*Exercise description:* Below are the records; copy out every line that holds the word "this".

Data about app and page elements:
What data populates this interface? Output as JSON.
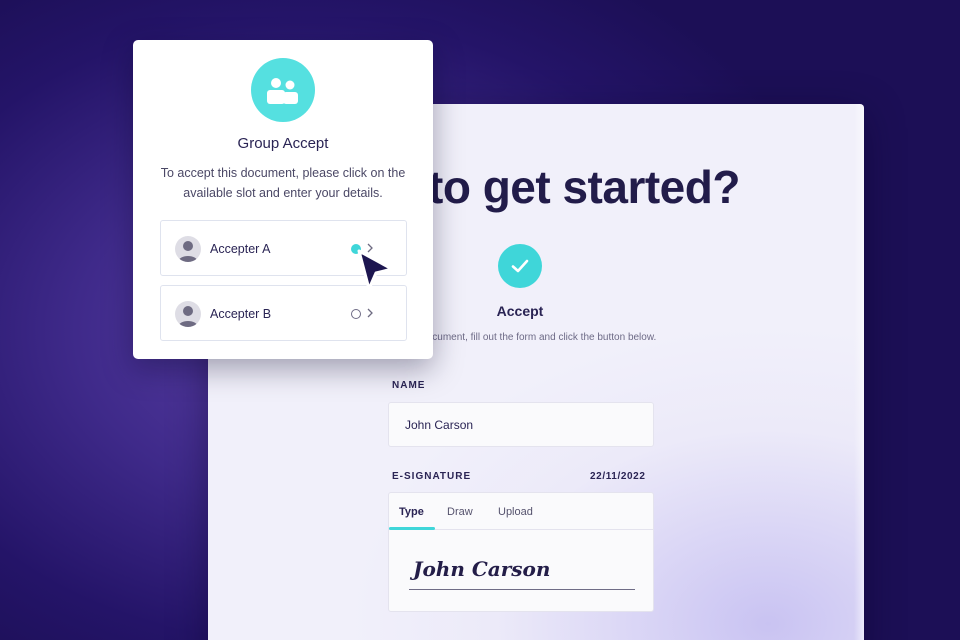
{
  "document": {
    "headline": "to get started?",
    "accept_title": "Accept",
    "accept_description": "pt this document, fill out the form and click the button below.",
    "name_label": "NAME",
    "name_value": "John Carson",
    "esignature_label": "E-SIGNATURE",
    "date": "22/11/2022",
    "signature_tabs": [
      "Type",
      "Draw",
      "Upload"
    ],
    "active_tab": "Type",
    "signature_text": "John Carson"
  },
  "group_accept": {
    "title": "Group Accept",
    "description": "To accept this document, please click on the available slot and enter your details.",
    "slots": [
      {
        "label": "Accepter A",
        "selected": true
      },
      {
        "label": "Accepter B",
        "selected": false
      }
    ],
    "icon": "group-users-icon"
  },
  "colors": {
    "accent": "#3fd6d9",
    "text_dark": "#221c4a",
    "background_purple": "#3f2a8a"
  }
}
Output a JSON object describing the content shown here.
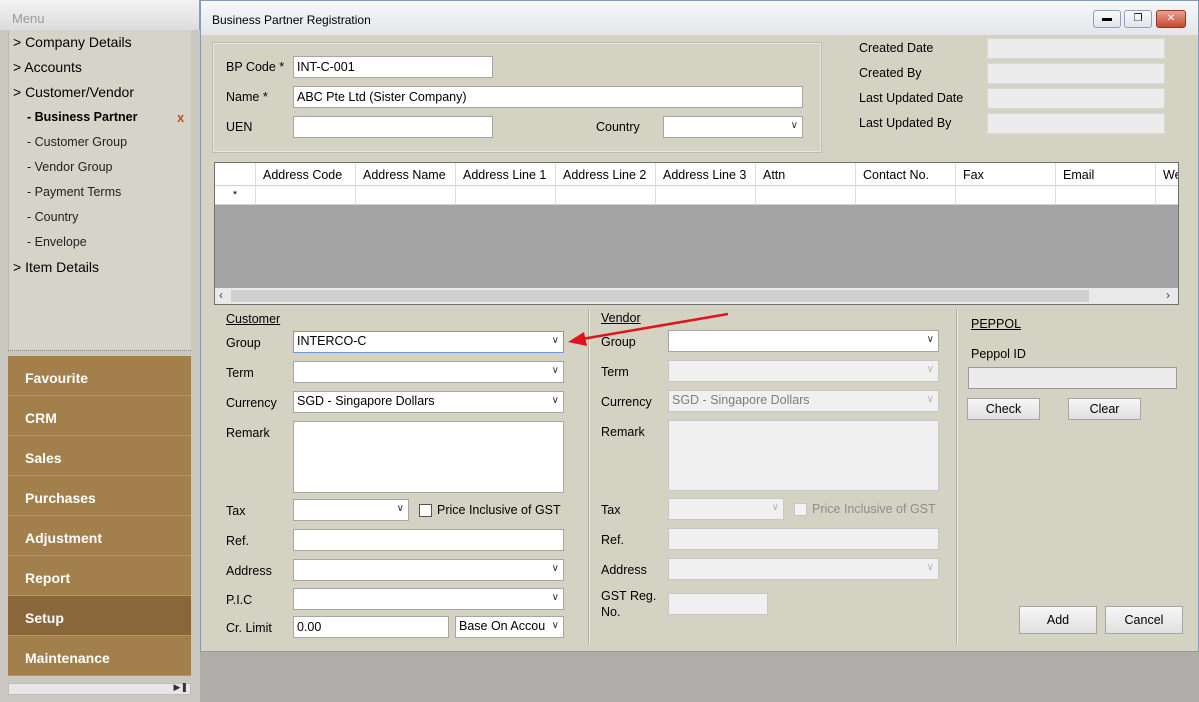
{
  "menu": {
    "header": "Menu",
    "tree": [
      "> Company Details",
      "> Accounts",
      "> Customer/Vendor",
      "> Item Details"
    ],
    "sub_items": [
      "- Business Partner",
      "- Customer Group",
      "- Vendor Group",
      "- Payment Terms",
      "- Country",
      "- Envelope"
    ],
    "close_mark": "x",
    "modules": [
      "Favourite",
      "CRM",
      "Sales",
      "Purchases",
      "Adjustment",
      "Report",
      "Setup",
      "Maintenance"
    ],
    "active_module": "Setup"
  },
  "window": {
    "title": "Business Partner Registration"
  },
  "header_form": {
    "bp_code_label": "BP Code *",
    "bp_code_value": "INT-C-001",
    "name_label": "Name *",
    "name_value": "ABC Pte Ltd (Sister Company)",
    "uen_label": "UEN",
    "uen_value": "",
    "country_label": "Country",
    "country_value": ""
  },
  "audit": {
    "created_date_label": "Created Date",
    "created_by_label": "Created By",
    "last_updated_date_label": "Last Updated Date",
    "last_updated_by_label": "Last Updated By"
  },
  "address_grid": {
    "columns": [
      "Address Code",
      "Address Name",
      "Address Line 1",
      "Address Line 2",
      "Address Line 3",
      "Attn",
      "Contact No.",
      "Fax",
      "Email",
      "We"
    ],
    "new_row_marker": "*"
  },
  "customer": {
    "title": "Customer",
    "group_label": "Group",
    "group_value": "INTERCO-C",
    "term_label": "Term",
    "term_value": "",
    "currency_label": "Currency",
    "currency_value": "SGD - Singapore Dollars",
    "remark_label": "Remark",
    "remark_value": "",
    "tax_label": "Tax",
    "tax_value": "",
    "price_incl_label": "Price Inclusive of GST",
    "ref_label": "Ref.",
    "address_label": "Address",
    "pic_label": "P.I.C",
    "cr_limit_label": "Cr. Limit",
    "cr_limit_value": "0.00",
    "cr_basis_value": "Base On Accou"
  },
  "vendor": {
    "title": "Vendor",
    "group_label": "Group",
    "group_value": "",
    "term_label": "Term",
    "currency_label": "Currency",
    "currency_value": "SGD - Singapore Dollars",
    "remark_label": "Remark",
    "tax_label": "Tax",
    "price_incl_label": "Price Inclusive of GST",
    "ref_label": "Ref.",
    "address_label": "Address",
    "gst_reg_label_1": "GST Reg.",
    "gst_reg_label_2": "No."
  },
  "peppol": {
    "title": "PEPPOL",
    "id_label": "Peppol ID",
    "id_value": "",
    "check_label": "Check",
    "clear_label": "Clear"
  },
  "actions": {
    "add_label": "Add",
    "cancel_label": "Cancel"
  },
  "annotation_color": "#e0141e"
}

*Task answer:*
What data populates this interface? Output as JSON.
    "accept_description": "pt this document, fill out the form and click the button below.",
    "description": "To accept this document, please click on the available slot and enter your details.",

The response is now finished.